(Data supplied)

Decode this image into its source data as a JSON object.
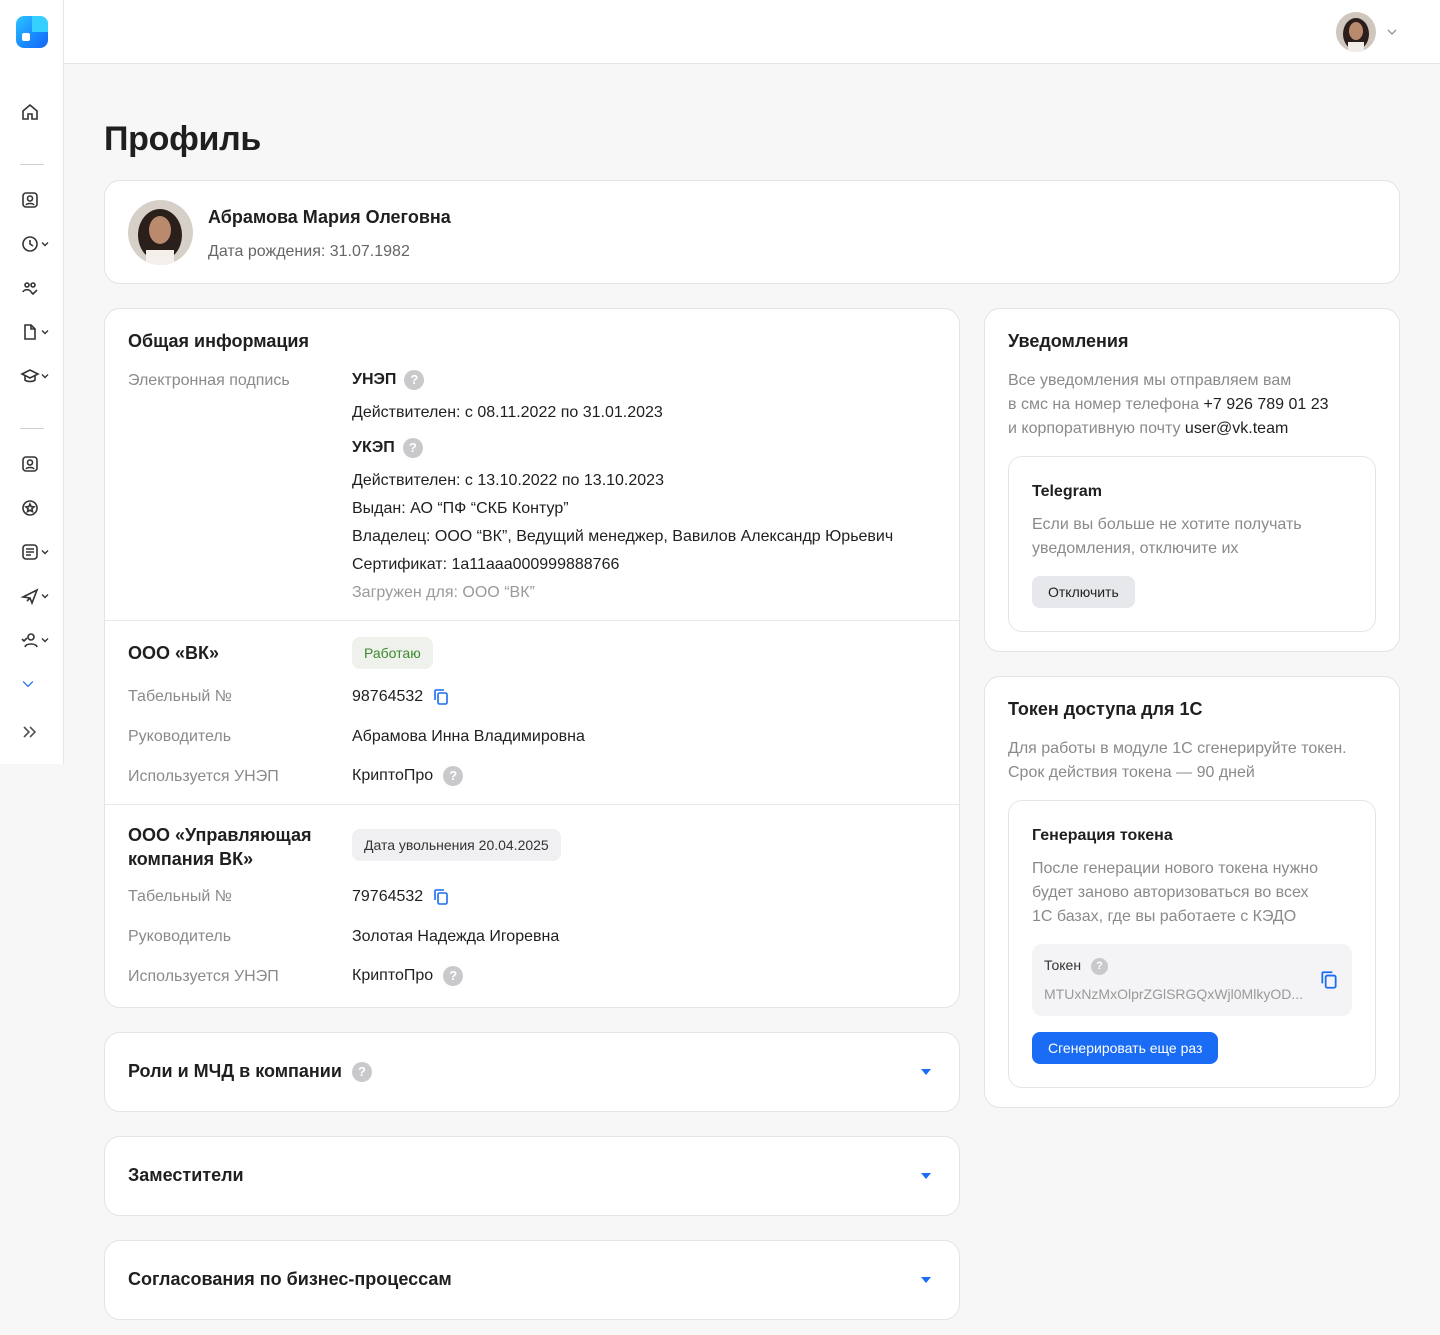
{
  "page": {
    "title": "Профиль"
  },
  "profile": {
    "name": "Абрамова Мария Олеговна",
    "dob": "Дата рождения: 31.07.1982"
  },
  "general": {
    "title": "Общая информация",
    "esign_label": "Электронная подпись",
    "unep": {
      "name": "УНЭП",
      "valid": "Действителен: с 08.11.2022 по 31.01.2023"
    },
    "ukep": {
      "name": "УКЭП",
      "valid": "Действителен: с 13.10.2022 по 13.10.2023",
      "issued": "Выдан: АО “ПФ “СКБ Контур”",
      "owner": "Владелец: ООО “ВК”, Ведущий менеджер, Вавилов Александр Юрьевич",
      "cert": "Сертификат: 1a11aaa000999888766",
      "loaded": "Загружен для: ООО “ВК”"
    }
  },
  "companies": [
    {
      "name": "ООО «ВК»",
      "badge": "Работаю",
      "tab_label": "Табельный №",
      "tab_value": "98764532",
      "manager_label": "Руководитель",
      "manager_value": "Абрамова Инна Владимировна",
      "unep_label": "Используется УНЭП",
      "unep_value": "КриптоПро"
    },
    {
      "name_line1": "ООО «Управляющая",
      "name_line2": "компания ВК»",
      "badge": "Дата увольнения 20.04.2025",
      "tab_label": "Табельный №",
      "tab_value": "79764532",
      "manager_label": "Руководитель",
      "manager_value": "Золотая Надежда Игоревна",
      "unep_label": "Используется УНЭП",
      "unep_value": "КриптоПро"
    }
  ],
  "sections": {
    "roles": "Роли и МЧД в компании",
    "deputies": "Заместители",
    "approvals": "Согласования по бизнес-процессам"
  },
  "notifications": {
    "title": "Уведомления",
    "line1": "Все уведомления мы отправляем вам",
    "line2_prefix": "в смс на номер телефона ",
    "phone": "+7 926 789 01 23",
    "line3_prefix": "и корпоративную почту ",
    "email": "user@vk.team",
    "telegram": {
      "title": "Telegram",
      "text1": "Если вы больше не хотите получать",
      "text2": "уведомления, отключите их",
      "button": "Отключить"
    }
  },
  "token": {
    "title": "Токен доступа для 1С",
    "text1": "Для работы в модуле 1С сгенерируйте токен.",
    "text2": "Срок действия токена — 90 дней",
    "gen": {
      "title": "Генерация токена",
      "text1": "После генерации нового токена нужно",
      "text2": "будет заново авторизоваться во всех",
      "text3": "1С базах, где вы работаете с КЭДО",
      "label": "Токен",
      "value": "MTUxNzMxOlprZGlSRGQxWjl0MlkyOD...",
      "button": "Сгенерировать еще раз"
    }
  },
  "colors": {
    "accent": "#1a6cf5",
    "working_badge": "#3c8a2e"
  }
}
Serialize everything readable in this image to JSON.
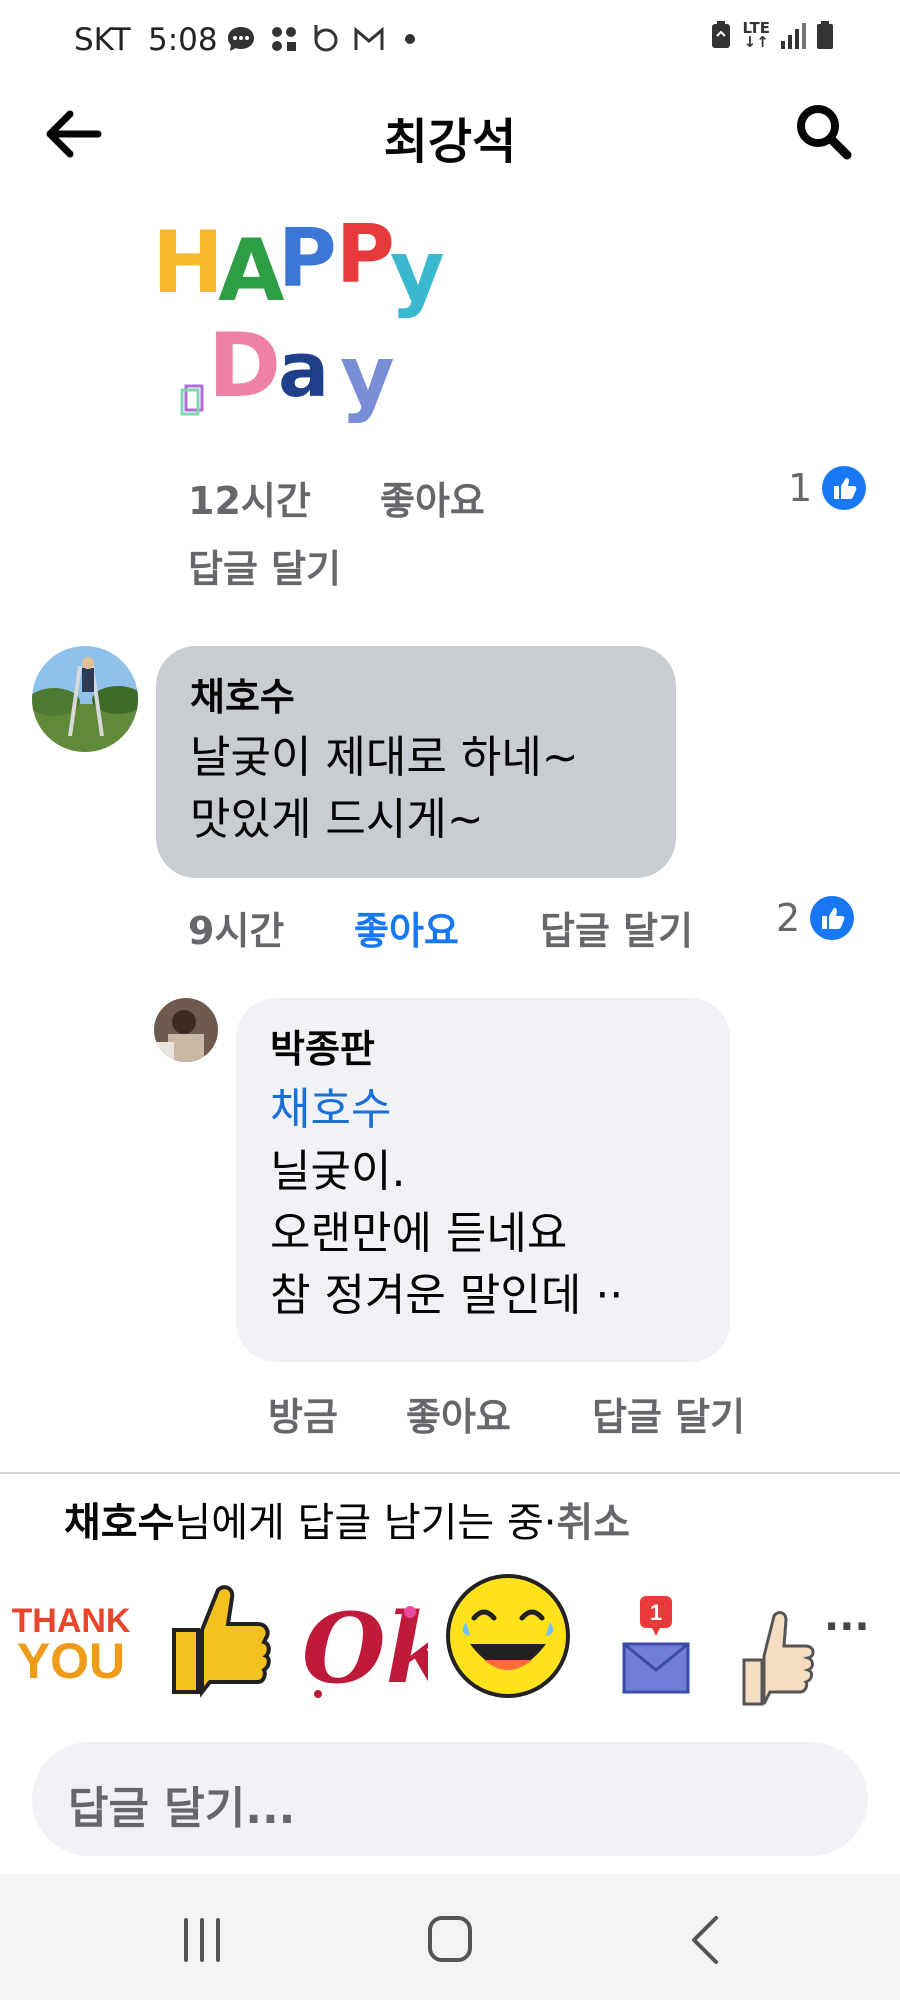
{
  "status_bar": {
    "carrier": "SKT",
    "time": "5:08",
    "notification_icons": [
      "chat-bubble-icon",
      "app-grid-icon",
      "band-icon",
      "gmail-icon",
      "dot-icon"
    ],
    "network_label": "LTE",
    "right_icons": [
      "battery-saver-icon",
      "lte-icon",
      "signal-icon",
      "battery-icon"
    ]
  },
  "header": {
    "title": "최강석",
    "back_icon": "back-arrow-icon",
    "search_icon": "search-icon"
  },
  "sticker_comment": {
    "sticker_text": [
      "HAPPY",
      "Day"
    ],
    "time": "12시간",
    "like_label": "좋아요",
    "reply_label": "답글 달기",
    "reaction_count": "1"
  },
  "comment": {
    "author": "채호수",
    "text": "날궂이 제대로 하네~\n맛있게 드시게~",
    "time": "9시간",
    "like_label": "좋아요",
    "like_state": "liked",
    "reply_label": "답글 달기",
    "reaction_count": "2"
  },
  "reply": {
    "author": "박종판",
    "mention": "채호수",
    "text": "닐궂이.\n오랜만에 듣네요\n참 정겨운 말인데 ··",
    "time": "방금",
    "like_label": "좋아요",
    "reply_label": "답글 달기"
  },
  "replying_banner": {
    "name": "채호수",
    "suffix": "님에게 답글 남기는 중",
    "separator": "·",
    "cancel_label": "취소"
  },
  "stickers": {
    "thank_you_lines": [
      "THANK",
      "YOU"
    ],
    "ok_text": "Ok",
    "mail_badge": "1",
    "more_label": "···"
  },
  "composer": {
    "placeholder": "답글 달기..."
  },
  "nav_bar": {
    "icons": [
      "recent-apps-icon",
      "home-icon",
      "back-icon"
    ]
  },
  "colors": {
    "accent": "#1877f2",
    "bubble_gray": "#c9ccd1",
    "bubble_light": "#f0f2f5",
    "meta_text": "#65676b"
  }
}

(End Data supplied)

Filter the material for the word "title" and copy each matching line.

→ Solution:
    "title": "Профиль"
    "title": "Общая информация",
    "title": "Уведомления",
      "title": "Telegram",
    "title": "Токен доступа для 1С",
      "title": "Генерация токена",
    "title": "최강석",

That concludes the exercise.